- In Hawksmaid, the Abbess uses a poisoner's ring to poison the Bishop of Ely's dessert. Matty and Friar Tuck conspire to prevent him from eating it.
- No Time Like The Past: Poison Tongue Piercing, actually. K'Mara has a ruby tongue stud that's actually a miniature hypospray containing a deadly toxin; she uses it to kill a Red Shirt in a brawl.
- Played with and ultimately subverted in Agent Carter. Agent Dooley goes to Nuremberg to interrogate a German officer who is facing imminent execution by hanging. He pops open his watch to reveal that it is a fake watch that holds three cyanide tablets. He offers one to the German officer, who then talks. As he's leaving, Dooley pops the watch open again in the presence of a guard and offers the guard a breath mint.
- Doctor Who: In "Boom Town," Margaret the Slitheen first attempts to kill the Doctor by pouring some poison out of a compartment in one of her rings into his drink when he isn't looking. He switches glasses as soon as he turns back around. She then attempts to use some of her species' natural poisons, and those fail as well.
- In the "Our Man in Leotards" episode of Get Smart Max has a ring which injects "Immobilo", which causes instant paralysis.
- Stargate SG-1: In "Summit," Daniel uses a ring with a retractable needle coated in Reol toxin, which causes someone injected with it to hallucinate that the user is actually someone else they know. He uses it to impersonate Lord Yu's personal servant. In the later episode, "Company of Thieves," Cameron Mitchell uses a similar ring to pose as a reclusive Lucian Alliance underboss.
- Star Trek: Voyager: In "State of Flux," Maje Culluh commits a Sickbed Slaying on a Kazon rescued by the Voyager with a nerve toxin hidden in his ring before the Voyager's crew can stop him.
- Whodunnit? (UK): Used by the murderer in "A Piece of Cake". A spike on the ring injects a lethal dose of snake venom into the Victim of the Week when the murderer grasps his his wrist.
- Dungeons & Dragons
- The second edition splatbook "The Complete Thief's Handbook" note included "Pin Rings," which could be used to inject poisons or knockout drugs.
- One of many 3rd Edition third-party supplements detailed an "Assassin" base class and several "tools of the trade." These tools included rings for stealthily delivering poisons by contact, ingestion, or inhalation.
- The video that accompanies the Clue VCR Mystery Game (and forms part of the game play) includes a dinner scene where one of the character uses one of these rings to poison the drinks.
- In Verdi's Il Trovatore, Leonora, who is in love with Manrico, commits suicide by drinking poison from her ring to prevent the Count di Luna from having his way with her.
- Phoenix Wright: Ace Attorney - Trials and Tribulations: Dahlia has a necklace containing poison that she used in poisoning Diego Armando's coffee during his interrogation of her.
- Lucrezia Borgia, of the infamous Borgia family, was said to have used one of these to poison her family's enemies.
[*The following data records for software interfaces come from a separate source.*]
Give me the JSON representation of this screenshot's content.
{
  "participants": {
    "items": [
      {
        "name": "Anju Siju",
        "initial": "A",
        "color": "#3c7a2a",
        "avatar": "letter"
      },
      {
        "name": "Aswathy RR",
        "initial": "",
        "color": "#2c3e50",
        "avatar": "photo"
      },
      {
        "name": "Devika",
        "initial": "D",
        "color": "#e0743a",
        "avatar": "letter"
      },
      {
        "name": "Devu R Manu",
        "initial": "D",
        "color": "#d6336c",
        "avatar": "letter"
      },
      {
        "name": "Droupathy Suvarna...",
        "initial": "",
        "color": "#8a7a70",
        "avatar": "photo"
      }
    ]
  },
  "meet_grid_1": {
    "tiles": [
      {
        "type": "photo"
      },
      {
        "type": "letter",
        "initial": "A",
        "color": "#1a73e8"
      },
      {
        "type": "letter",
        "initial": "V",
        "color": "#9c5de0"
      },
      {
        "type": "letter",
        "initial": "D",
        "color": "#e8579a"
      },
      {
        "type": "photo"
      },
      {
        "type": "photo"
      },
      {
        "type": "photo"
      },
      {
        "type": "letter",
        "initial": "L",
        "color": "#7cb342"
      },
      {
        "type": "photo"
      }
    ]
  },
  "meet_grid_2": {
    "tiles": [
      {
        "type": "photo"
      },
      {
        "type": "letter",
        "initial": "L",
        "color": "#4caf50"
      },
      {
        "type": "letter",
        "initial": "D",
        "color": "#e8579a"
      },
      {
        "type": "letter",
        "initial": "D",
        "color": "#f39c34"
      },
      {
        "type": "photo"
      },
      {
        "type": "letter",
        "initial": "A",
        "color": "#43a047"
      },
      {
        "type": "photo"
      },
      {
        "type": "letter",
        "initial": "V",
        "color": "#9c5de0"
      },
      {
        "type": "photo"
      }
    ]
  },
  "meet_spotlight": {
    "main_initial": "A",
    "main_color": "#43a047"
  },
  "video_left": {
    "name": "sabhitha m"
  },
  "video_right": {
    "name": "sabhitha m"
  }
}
Later historians consider this propaganda invented by those same enemies.
- Georgi Makarov was a Bulgarian defector who, after finding shelter in London, became a fierce critic of the People's Republic of Bulgaria. Then, in 1978, after feeling a stinging pain on his way to work, he fell mysteriously ill and died days later. An investigation and autopsy later confirmed that he was assassinated by order of the Bulgarian government, with aid from the KGB, by getting shot with a small pellet containing ricin, a powerful poison that kills with minute doses. Although the "gun" used to administer the pellet was never found, an account from Makarov before he died had forensic researchers suspecting the weapon was an advanced shooting device hidden inside an umbrella (with the barrel shooting out of the umbrella's tip), of all places. A similar attack on another Bulgarian defector was recorded in Paris days earlier. This one also used a ricin pellet, but it failed. After surviving, the victim claimed that the suspect was not carrying an umbrella, which begs the question as to what exactly was the assassin's weapon disguised as. It was almost certainly though, an example of this trope.